The Wuerttemberg emigration records are a unique collection of papers and documents on applicants who filed for permission to emigrate from Germany during the nineteenth century. These records are not alphabetized nor are the pages numbered, which makes a search through them complicated and time consuming. In many cases, as many as eight pages were written on one person, including a birth certificate or a family record, military release, and renunciation of citizenship rights. Often the handwriting in these documents is almost indecipherable for even an experienced German researcher. It is almost impossible for a layman to search through these records successfully.
Emigrants leaving without permission are, of course, not listed at the time of emigration. Yet many of these emigrants, later in life, after having arrived in the land of their destination, sent word back to the Wuerttemberg state and town officials renouncing their citizenship rights. Such repudiation is also documented in the Wuerttemberg emigration records.

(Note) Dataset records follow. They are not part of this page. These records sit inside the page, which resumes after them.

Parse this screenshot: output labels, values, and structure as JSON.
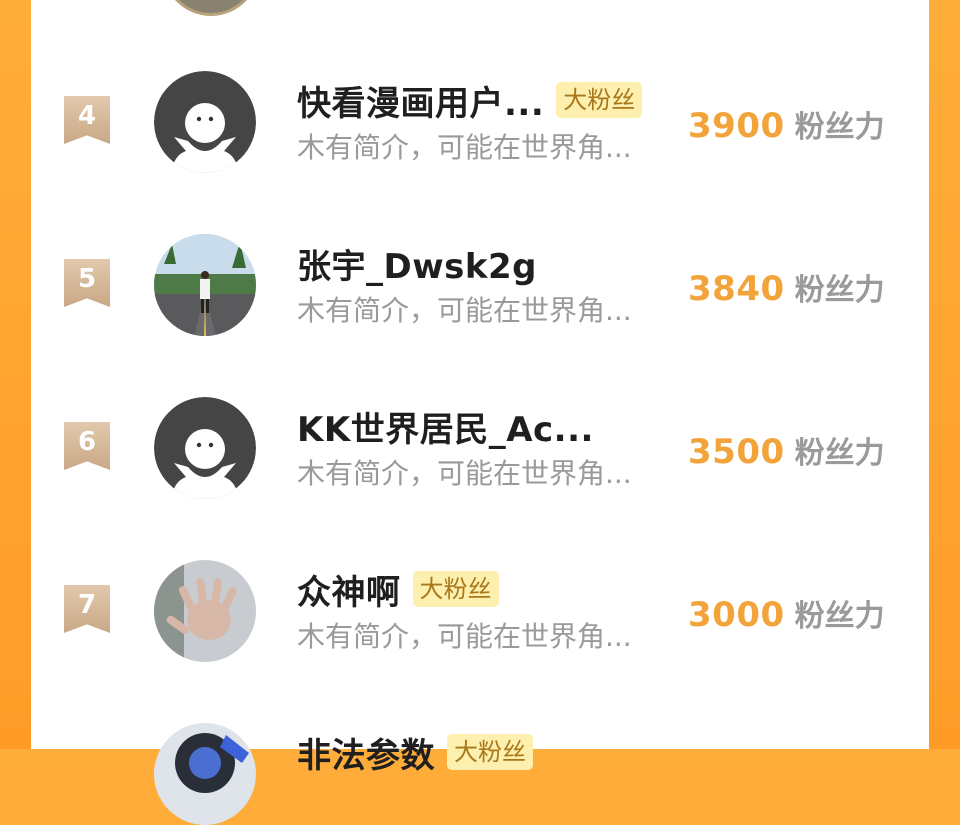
{
  "list": {
    "rows": [
      {
        "rank": "4",
        "name": "快看漫画用户...",
        "tag": "大粉丝",
        "bio": "木有简介，可能在世界角...",
        "score": "3900",
        "score_unit": "粉丝力",
        "avatar": "default-avatar"
      },
      {
        "rank": "5",
        "name": "张宇_Dwsk2g",
        "tag": "",
        "bio": "木有简介，可能在世界角...",
        "score": "3840",
        "score_unit": "粉丝力",
        "avatar": "photo-avatar"
      },
      {
        "rank": "6",
        "name": "KK世界居民_Ac...",
        "tag": "",
        "bio": "木有简介，可能在世界角...",
        "score": "3500",
        "score_unit": "粉丝力",
        "avatar": "default-avatar"
      },
      {
        "rank": "7",
        "name": "众神啊",
        "tag": "大粉丝",
        "bio": "木有简介，可能在世界角...",
        "score": "3000",
        "score_unit": "粉丝力",
        "avatar": "photo-avatar"
      },
      {
        "rank": "",
        "name": "非法参数",
        "tag": "大粉丝",
        "bio": "",
        "score": "",
        "score_unit": "",
        "avatar": "photo-avatar"
      }
    ]
  },
  "colors": {
    "background_orange": "#ff9c28",
    "rank_badge": "#d4b594",
    "score": "#f2a33a",
    "tag_bg": "#fdefae",
    "tag_text": "#a9781a",
    "name": "#1f1f1f",
    "muted": "#9a9a9a"
  }
}
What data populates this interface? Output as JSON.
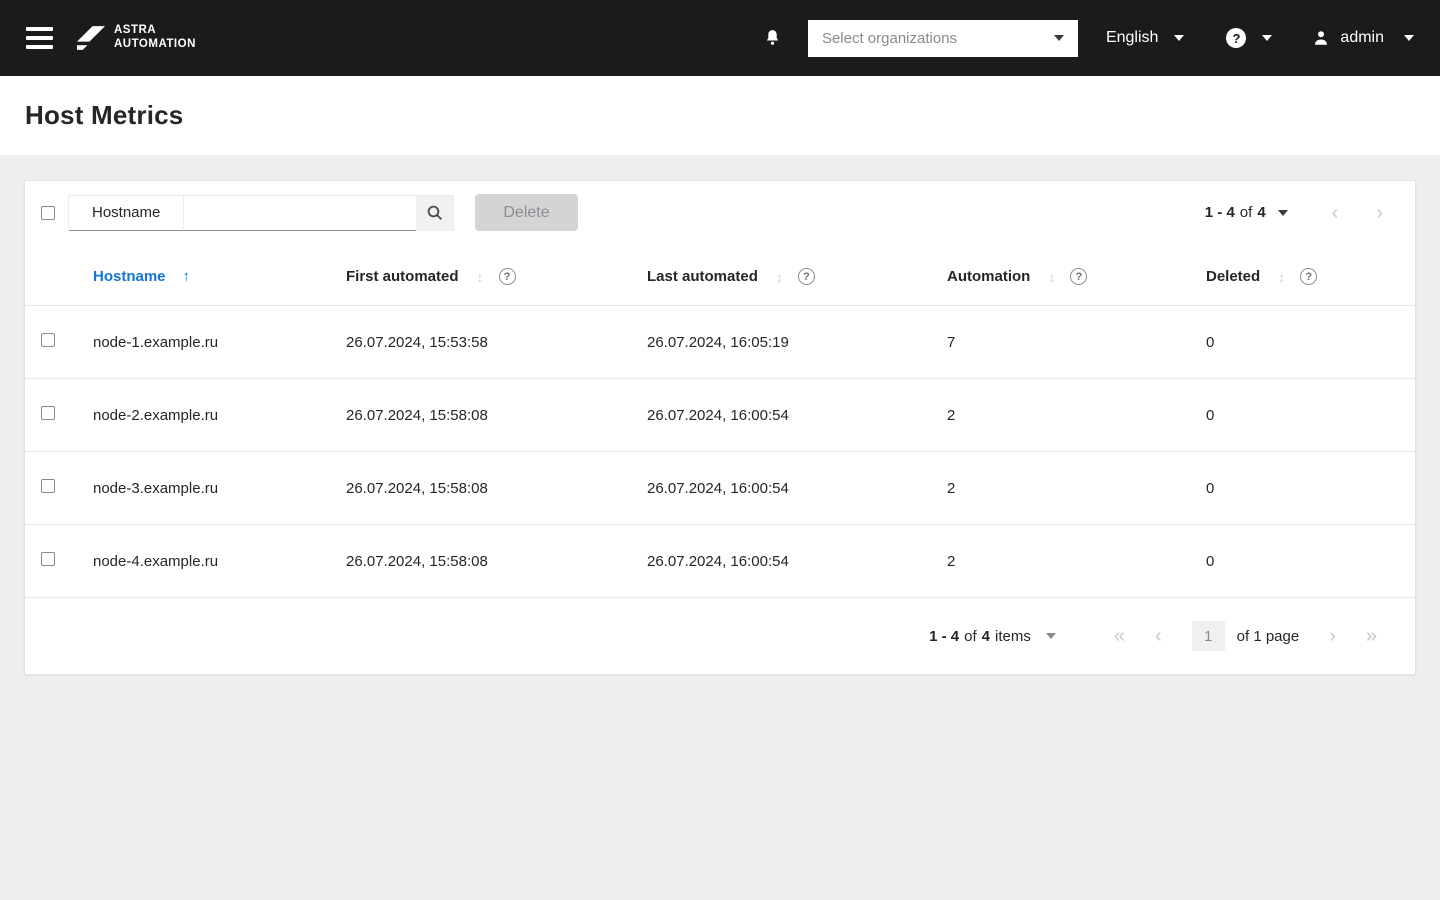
{
  "navbar": {
    "brand_line1": "ASTRA",
    "brand_line2": "AUTOMATION",
    "org_select_placeholder": "Select organizations",
    "language_label": "English",
    "help_glyph": "?",
    "user_name": "admin"
  },
  "page": {
    "title": "Host Metrics"
  },
  "toolbar": {
    "filter_key_label": "Hostname",
    "search_value": "",
    "delete_label": "Delete",
    "pagination": {
      "range": "1 - 4",
      "of_label": "of",
      "total": "4"
    }
  },
  "table": {
    "columns": [
      {
        "label": "Hostname",
        "sorted": "asc"
      },
      {
        "label": "First automated"
      },
      {
        "label": "Last automated"
      },
      {
        "label": "Automation"
      },
      {
        "label": "Deleted"
      }
    ],
    "rows": [
      {
        "hostname": "node-1.example.ru",
        "first_automated": "26.07.2024, 15:53:58",
        "last_automated": "26.07.2024, 16:05:19",
        "automation": "7",
        "deleted": "0"
      },
      {
        "hostname": "node-2.example.ru",
        "first_automated": "26.07.2024, 15:58:08",
        "last_automated": "26.07.2024, 16:00:54",
        "automation": "2",
        "deleted": "0"
      },
      {
        "hostname": "node-3.example.ru",
        "first_automated": "26.07.2024, 15:58:08",
        "last_automated": "26.07.2024, 16:00:54",
        "automation": "2",
        "deleted": "0"
      },
      {
        "hostname": "node-4.example.ru",
        "first_automated": "26.07.2024, 15:58:08",
        "last_automated": "26.07.2024, 16:00:54",
        "automation": "2",
        "deleted": "0"
      }
    ]
  },
  "footer": {
    "items_range": "1 - 4",
    "items_of": "of",
    "items_total": "4",
    "items_label": "items",
    "page_value": "1",
    "page_of_label": "of 1 page"
  },
  "icons": {
    "sort": "↕",
    "sort_asc": "↑",
    "column_help": "?",
    "chevron_left": "‹",
    "chevron_right": "›",
    "first_page": "«",
    "last_page": "»"
  },
  "colors": {
    "accent_blue": "#1774d1",
    "navbar_bg": "#1b1b1b",
    "page_bg": "#efefef",
    "disabled_button_bg": "#d4d4d4"
  }
}
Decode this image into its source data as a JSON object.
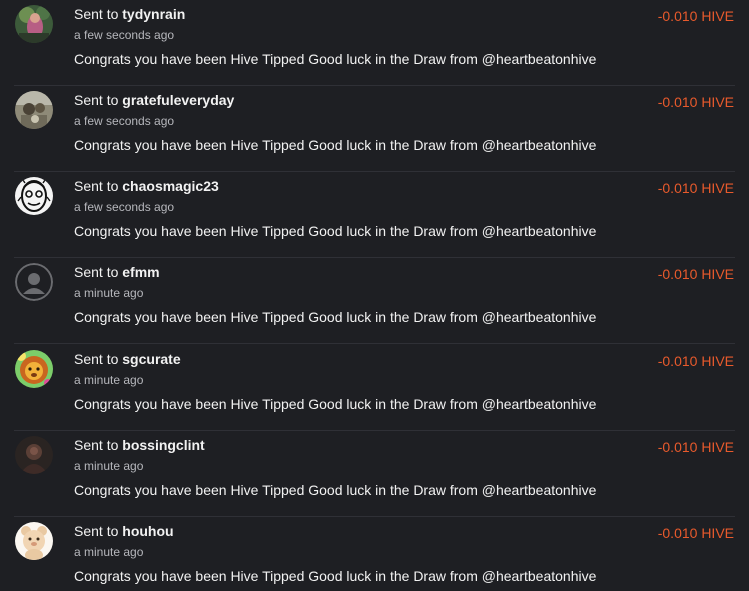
{
  "amount_color": "#e85a2c",
  "transactions": [
    {
      "prefix": "Sent to",
      "recipient": "tydynrain",
      "time": "a few seconds ago",
      "memo": "Congrats you have been Hive Tipped Good luck in the Draw from @heartbeatonhive",
      "amount": "-0.010 HIVE",
      "avatar_icon": "avatar-photo-icon"
    },
    {
      "prefix": "Sent to",
      "recipient": "gratefuleveryday",
      "time": "a few seconds ago",
      "memo": "Congrats you have been Hive Tipped Good luck in the Draw from @heartbeatonhive",
      "amount": "-0.010 HIVE",
      "avatar_icon": "avatar-photo-icon"
    },
    {
      "prefix": "Sent to",
      "recipient": "chaosmagic23",
      "time": "a few seconds ago",
      "memo": "Congrats you have been Hive Tipped Good luck in the Draw from @heartbeatonhive",
      "amount": "-0.010 HIVE",
      "avatar_icon": "avatar-sketch-icon"
    },
    {
      "prefix": "Sent to",
      "recipient": "efmm",
      "time": "a minute ago",
      "memo": "Congrats you have been Hive Tipped Good luck in the Draw from @heartbeatonhive",
      "amount": "-0.010 HIVE",
      "avatar_icon": "default-user-icon"
    },
    {
      "prefix": "Sent to",
      "recipient": "sgcurate",
      "time": "a minute ago",
      "memo": "Congrats you have been Hive Tipped Good luck in the Draw from @heartbeatonhive",
      "amount": "-0.010 HIVE",
      "avatar_icon": "lion-avatar-icon"
    },
    {
      "prefix": "Sent to",
      "recipient": "bossingclint",
      "time": "a minute ago",
      "memo": "Congrats you have been Hive Tipped Good luck in the Draw from @heartbeatonhive",
      "amount": "-0.010 HIVE",
      "avatar_icon": "avatar-photo-icon"
    },
    {
      "prefix": "Sent to",
      "recipient": "houhou",
      "time": "a minute ago",
      "memo": "Congrats you have been Hive Tipped Good luck in the Draw from @heartbeatonhive",
      "amount": "-0.010 HIVE",
      "avatar_icon": "bear-avatar-icon"
    }
  ]
}
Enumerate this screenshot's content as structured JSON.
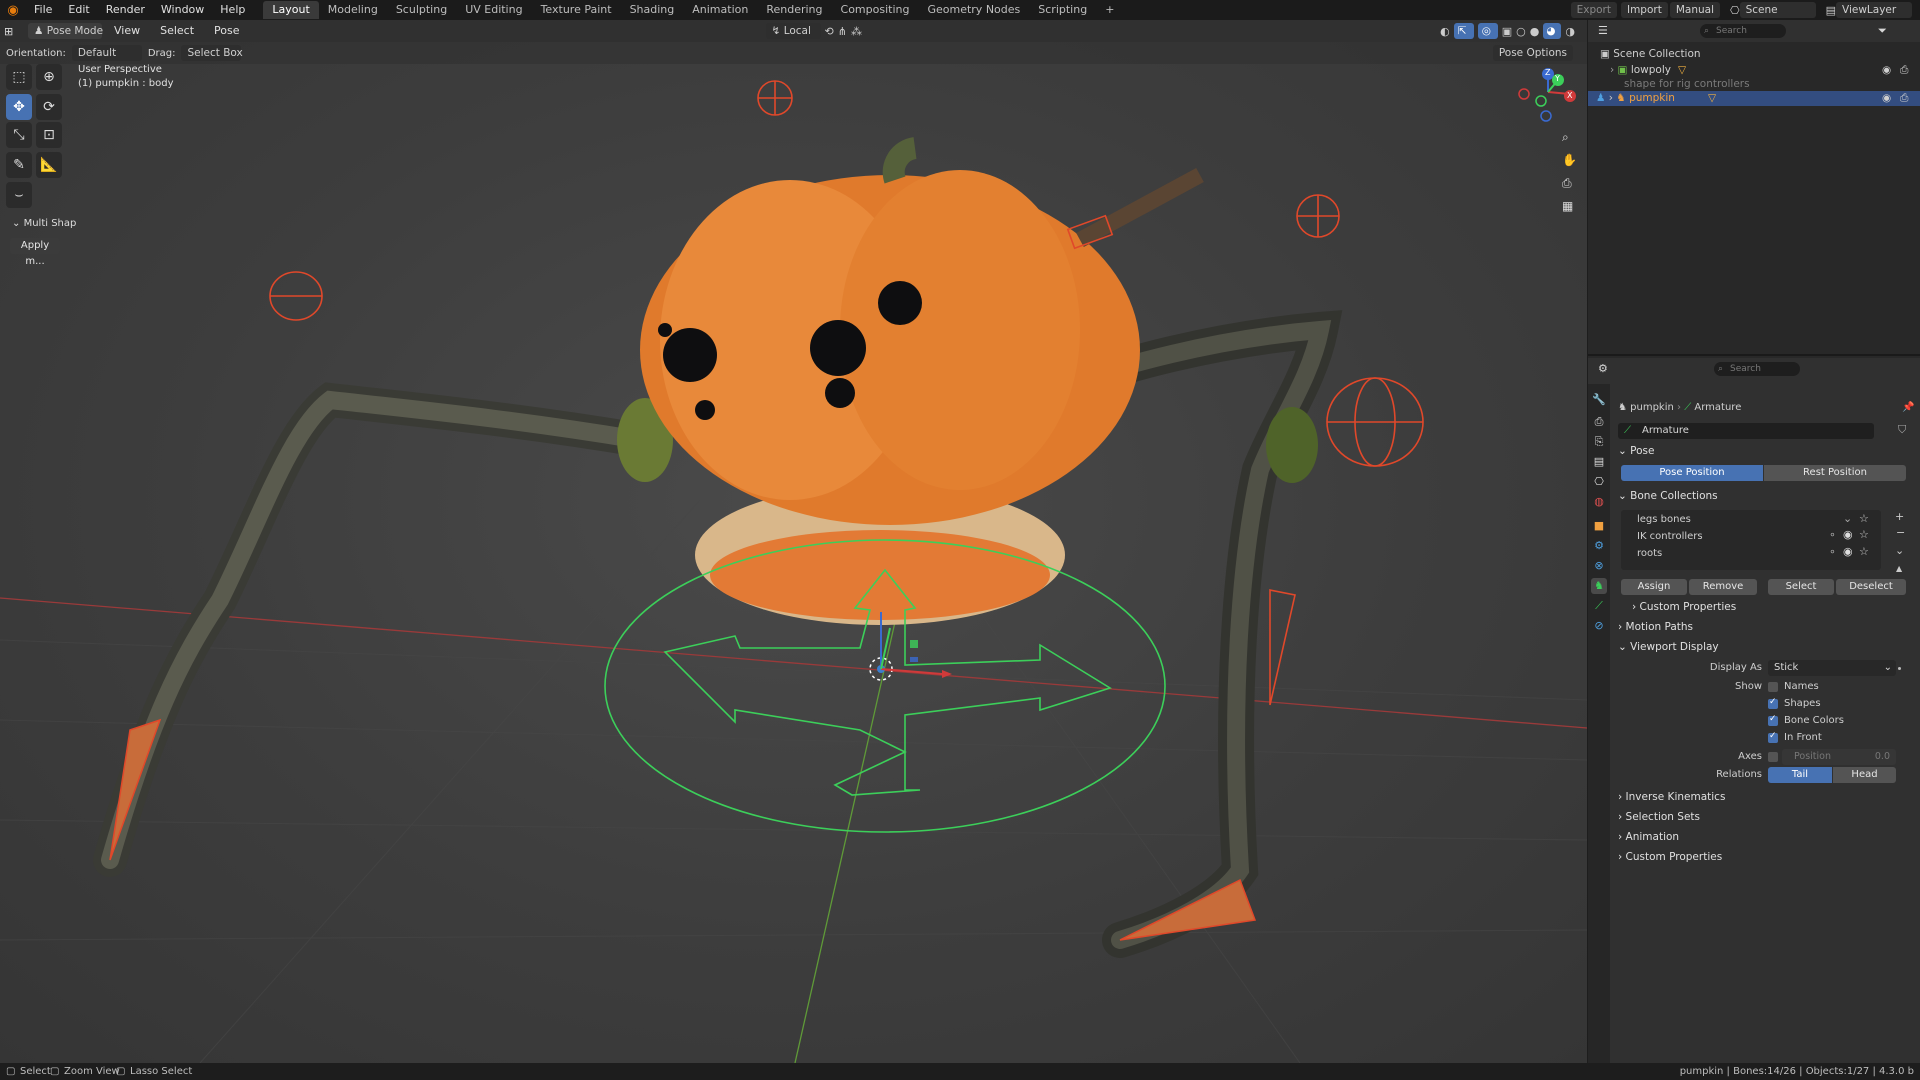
{
  "topbar": {
    "menus": [
      "File",
      "Edit",
      "Render",
      "Window",
      "Help"
    ],
    "workspaces": [
      "Layout",
      "Modeling",
      "Sculpting",
      "UV Editing",
      "Texture Paint",
      "Shading",
      "Animation",
      "Rendering",
      "Compositing",
      "Geometry Nodes",
      "Scripting"
    ],
    "add_tab": "+",
    "export": "Export",
    "import": "Import",
    "manual": "Manual",
    "scene": "Scene",
    "view_layer": "ViewLayer"
  },
  "viewport_header": {
    "mode": "Pose Mode",
    "menus": [
      "View",
      "Select",
      "Pose"
    ],
    "transform_orientation": "Local"
  },
  "tool_settings": {
    "orientation_label": "Orientation:",
    "orientation_value": "Default",
    "drag_label": "Drag:",
    "drag_value": "Select Box",
    "pose_options": "Pose Options"
  },
  "viewport": {
    "perspective": "User Perspective",
    "active_object": "(1) pumpkin : body",
    "panel_header": "Multi Shap",
    "panel_button": "Apply m...",
    "gizmo_axes": {
      "x": "X",
      "y": "Y",
      "z": "Z"
    },
    "nav_icons": [
      "zoom-icon",
      "pan-hand-icon",
      "camera-icon",
      "grid-icon"
    ]
  },
  "outliner": {
    "search_placeholder": "Search",
    "root": "Scene Collection",
    "items": [
      {
        "name": "lowpoly",
        "selected": false,
        "dim": false
      },
      {
        "name": "shape for rig controllers",
        "selected": false,
        "dim": true
      },
      {
        "name": "pumpkin",
        "selected": true,
        "dim": false
      }
    ]
  },
  "properties": {
    "search_placeholder": "Search",
    "breadcrumb_object": "pumpkin",
    "breadcrumb_data": "Armature",
    "data_name": "Armature",
    "pose_panel": {
      "title": "Pose",
      "pose_position": "Pose Position",
      "rest_position": "Rest Position"
    },
    "bone_collections": {
      "title": "Bone Collections",
      "items": [
        "legs bones",
        "IK controllers",
        "roots"
      ],
      "assign": "Assign",
      "remove": "Remove",
      "select": "Select",
      "deselect": "Deselect",
      "custom_properties": "Custom Properties"
    },
    "motion_paths": "Motion Paths",
    "viewport_display": {
      "title": "Viewport Display",
      "display_as_label": "Display As",
      "display_as_value": "Stick",
      "show_label": "Show",
      "names": "Names",
      "shapes": "Shapes",
      "bone_colors": "Bone Colors",
      "in_front": "In Front",
      "axes_label": "Axes",
      "axes_position": "Position",
      "axes_value": "0.0",
      "relations_label": "Relations",
      "tail": "Tail",
      "head": "Head"
    },
    "inverse_kinematics": "Inverse Kinematics",
    "selection_sets": "Selection Sets",
    "animation": "Animation",
    "custom_properties": "Custom Properties"
  },
  "statusbar": {
    "select": "Select",
    "zoom_view": "Zoom View",
    "lasso_select": "Lasso Select",
    "stats": "pumpkin | Bones:14/26 | Objects:1/27 | 4.3.0 b"
  },
  "colors": {
    "accent": "#4772b3",
    "pumpkin": "#e07a2c",
    "bone_orange": "#e0482a",
    "gizmo_green": "#3ccf5a"
  }
}
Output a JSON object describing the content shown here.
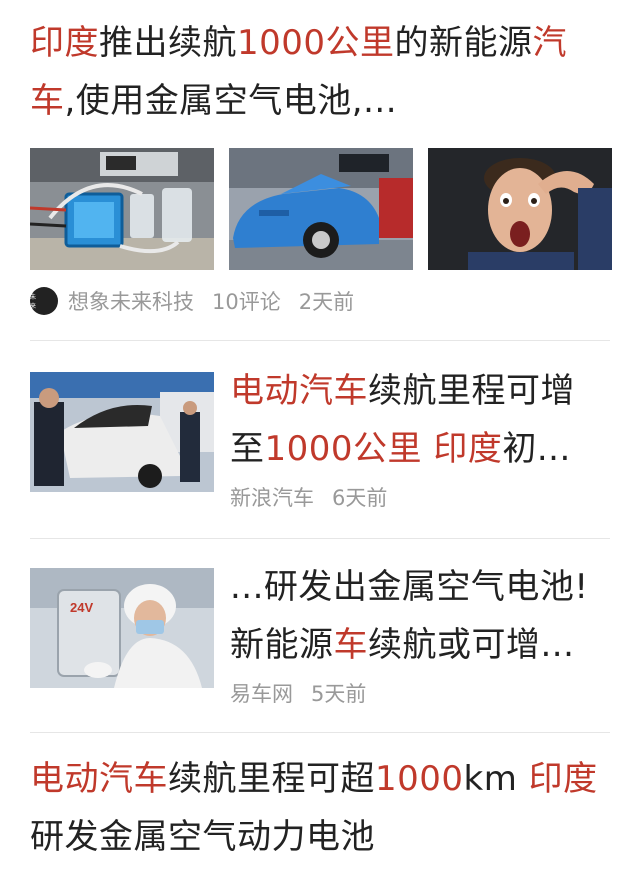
{
  "articles": [
    {
      "title_parts": [
        {
          "text": "印度",
          "hl": true
        },
        {
          "text": "推出续航",
          "hl": false
        },
        {
          "text": "1000公里",
          "hl": true
        },
        {
          "text": "的新能源",
          "hl": false
        },
        {
          "text": "汽",
          "hl": true
        }
      ],
      "title_line2": [
        {
          "text": "车",
          "hl": true
        },
        {
          "text": ",使用金属空气电池,...",
          "hl": false
        }
      ],
      "source": "想象未来科技",
      "avatar_text": "想象未来科技",
      "comments": "10评论",
      "time": "2天前"
    },
    {
      "line1": [
        {
          "text": "电动汽车",
          "hl": true
        },
        {
          "text": "续航里程可增",
          "hl": false
        }
      ],
      "line2": [
        {
          "text": "至",
          "hl": false
        },
        {
          "text": "1000公里",
          "hl": true
        },
        {
          "text": " ",
          "hl": false
        },
        {
          "text": "印度",
          "hl": true
        },
        {
          "text": "初...",
          "hl": false
        }
      ],
      "source": "新浪汽车",
      "time": "6天前"
    },
    {
      "line1": [
        {
          "text": "...研发出金属空气电池!",
          "hl": false
        }
      ],
      "line2": [
        {
          "text": "新能源",
          "hl": false
        },
        {
          "text": "车",
          "hl": true
        },
        {
          "text": "续航或可增...",
          "hl": false
        }
      ],
      "source": "易车网",
      "time": "5天前"
    },
    {
      "line1": [
        {
          "text": "电动汽车",
          "hl": true
        },
        {
          "text": "续航里程可超",
          "hl": false
        },
        {
          "text": "1000",
          "hl": true
        },
        {
          "text": "km ",
          "hl": false
        },
        {
          "text": "印度",
          "hl": true
        }
      ],
      "line2": [
        {
          "text": "研发金属空气动力电池",
          "hl": false
        }
      ]
    }
  ],
  "colors": {
    "highlight": "#c0392b",
    "meta": "#999999",
    "text": "#222222"
  },
  "battery_label": "24V"
}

There were as many as 800,000 people who emigrated to other parts of the world from Wuerttemberg since the late seventeenth century, including the period after World War II. A great number of those who emigrated to the German colonies in the Russian Empire, came to the United States in the nineteenth and early twentieth centuries. Indeed, a significant percentage of all German emigrants to North America have come from Wuerttemberg.
The researcher should be aware of an anglicized spelling change in the United States and check out several spelling possibilities. All names listed are spelled in the most common German way. For instance, a man's name "John" in America can be shown as "Johann" or even "Hans." Place names are all spelled as they will be listed in a German gazetteer or located on a German map.
One important fact should be observed when using a modern map of Germany or a map of Wuerttemberg: Within the last twenty years small villages have merged and often a new name was designated. For example, the village of Kaltenwesten in Oberamt Besigheim does not exist on any map or German gazetteer. It can only be located in conjunction with the village Neckarwestheim. Therefore, it is advisable to consult older maps in trying to locate a given area.
The original Wuerttemberg emigration records were compiled according to the Oberamt to which the applicant belonged. An Oberamt is roughly equivalent to a district town (or county seat in America).
The country of destination for each emigrant is given and regions such as Maehren (Moravia), Siebenbuergen (Transylvania), Rumaenian (Romania), Sudetenland and Czechoslovakia, which were all part of the Austrian empire, are designated as Austria. The actual emigration record gives more details on each single applicant.
Some names may be difficult to locate because of peculiarities in the German language. German surnames that carry an "Umlaut," i.e. a modified vowel (ä, ö, ü), have been changed to their English equivalents; thus ä = ae, ö = oe, ü = ue are indexed as such. Surnames composed of two or more distinct words have been alphabetized under the final word. Thus, von Vogel is found as Vogel von.
When a family or husband and wife applied jointly, the entry would be as follows: Weidmann, Hans Peter & W or Becker, Alois & W, respectively. The wife would be listed separately by her maiden name in alphabetical order. In cases of a widow with children or a single woman with an illegitimate child, the listing will appear as follows: Widmann, Heinrike & C. A widow also may be listed as Widmann, Heinrike & F.
The date of application for emigration should not be assumed to be the date of emigration. In several cases, emigration was not granted until some time later, or the emigrant had already left secretly before that date.